Pic. 7 - 2048 symbols ACF (~853.4ms) for the signal B

As shown in pic. 8 (after demodulating the signal-B) mini-probes are not sent in waveform 0, Walsh-coded data symbols are sent continuously after the initial synchronization preamble and the 2048 symbols (6144 bit) period is due to the scrambler lenght. For this waveform the data scrambling implementation just generates 256 x 8 or 2048 values and the scrambling sequences are continuously wrapped around the 2048 symbol boundary. Athough data are modulated using Walsh ortogonal modulation, they are scrambled to appear, on-air, as an 8PSK constellation.

Pic. 8 - WID-0 6144 bit period caused by the scrambler lenght

12 April 2016

odd CRC error (in a good signal)

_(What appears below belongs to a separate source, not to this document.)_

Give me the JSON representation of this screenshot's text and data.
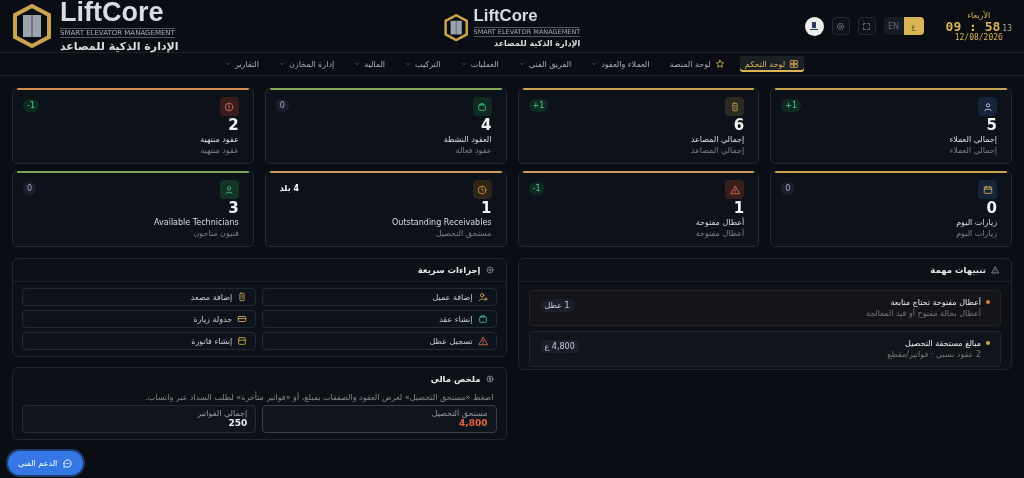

Some days ago, just to spend some time, I was listening to  loud and clear HFDL messages exchanged between the ARINC ground station of Al Muharraq and some aircrafts. No problems for decoding all the messages but one of these failed due to a CRC error. Fortunately I was recording the IQ signal so I decided to undertand the reason of that CRC error, since the received signals were very good indeed.
Once isolated and demodulated the error burst I opened the resulting bitstream in order to verify the HFDL Physical layer protocol (PPDU) structure and it was ok. As expected: 25ms frame length corresponding to a 45 symbols frame for the data-segment, thirty of which are information-carrying (user data) symbols and fifteen are known 2-PSK probe symbols. I also detected the "T" string (000 100 110 101 111 repeated 9 times) closing the  preamble-segment (pics 1,2).

pic. 1 - PPDU structure
pic. 2 - bistream of the error burst after demodulation
From a certain point onwards the bistream shows a repeated regular pattern in the data field (pic. 3). The length of this repeated pattern is 120 bit: just as the legth of the PPDU scrambler (pic. 4). This could mean that there is no phase changes in the user-data or no data at input and in this situation the FEC decoder reveals errors in CRC computing.

Pic. 3
Pic. 4